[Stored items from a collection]
BEGIN

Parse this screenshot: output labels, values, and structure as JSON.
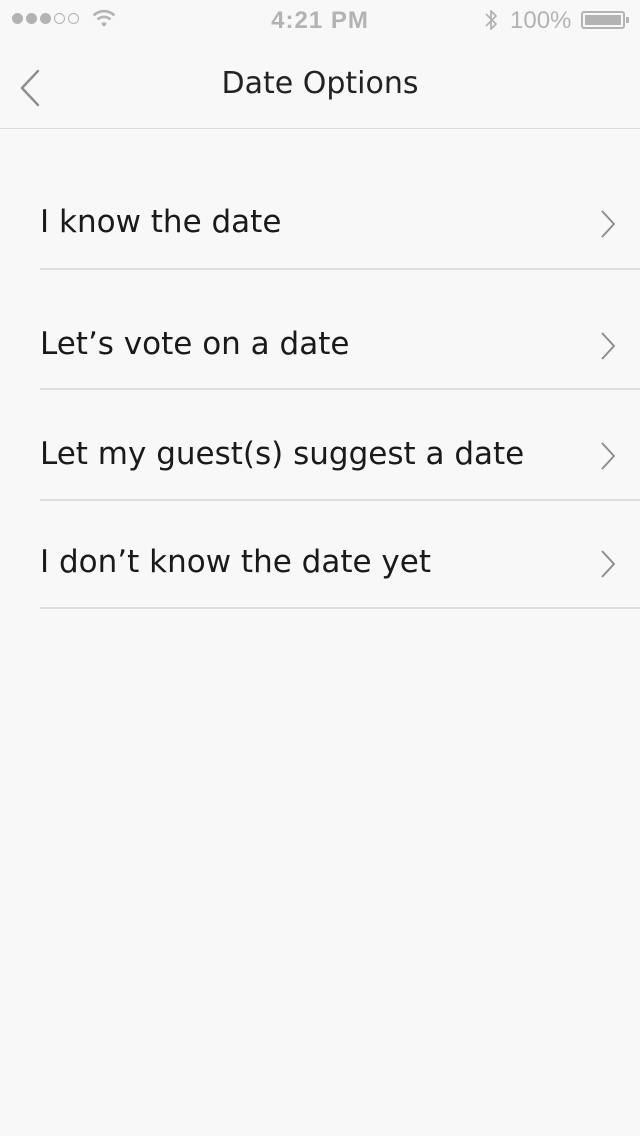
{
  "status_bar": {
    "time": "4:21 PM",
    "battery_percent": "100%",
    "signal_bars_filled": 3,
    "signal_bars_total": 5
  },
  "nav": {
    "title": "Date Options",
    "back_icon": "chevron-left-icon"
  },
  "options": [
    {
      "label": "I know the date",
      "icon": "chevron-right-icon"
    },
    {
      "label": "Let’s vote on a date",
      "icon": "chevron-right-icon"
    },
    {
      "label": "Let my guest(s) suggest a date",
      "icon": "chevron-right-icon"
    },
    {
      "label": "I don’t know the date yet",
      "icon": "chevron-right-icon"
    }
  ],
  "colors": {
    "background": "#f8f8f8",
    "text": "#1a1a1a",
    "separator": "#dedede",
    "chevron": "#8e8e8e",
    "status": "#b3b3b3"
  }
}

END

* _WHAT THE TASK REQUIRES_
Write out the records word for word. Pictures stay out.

* _WORKED SOLUTION_
Parse this screenshot: output labels, values, and structure as JSON.
{
  "status_bar": {
    "time": "4:21 PM",
    "battery_percent": "100%",
    "signal_bars_filled": 3,
    "signal_bars_total": 5
  },
  "nav": {
    "title": "Date Options",
    "back_icon": "chevron-left-icon"
  },
  "options": [
    {
      "label": "I know the date",
      "icon": "chevron-right-icon"
    },
    {
      "label": "Let’s vote on a date",
      "icon": "chevron-right-icon"
    },
    {
      "label": "Let my guest(s) suggest a date",
      "icon": "chevron-right-icon"
    },
    {
      "label": "I don’t know the date yet",
      "icon": "chevron-right-icon"
    }
  ],
  "colors": {
    "background": "#f8f8f8",
    "text": "#1a1a1a",
    "separator": "#dedede",
    "chevron": "#8e8e8e",
    "status": "#b3b3b3"
  }
}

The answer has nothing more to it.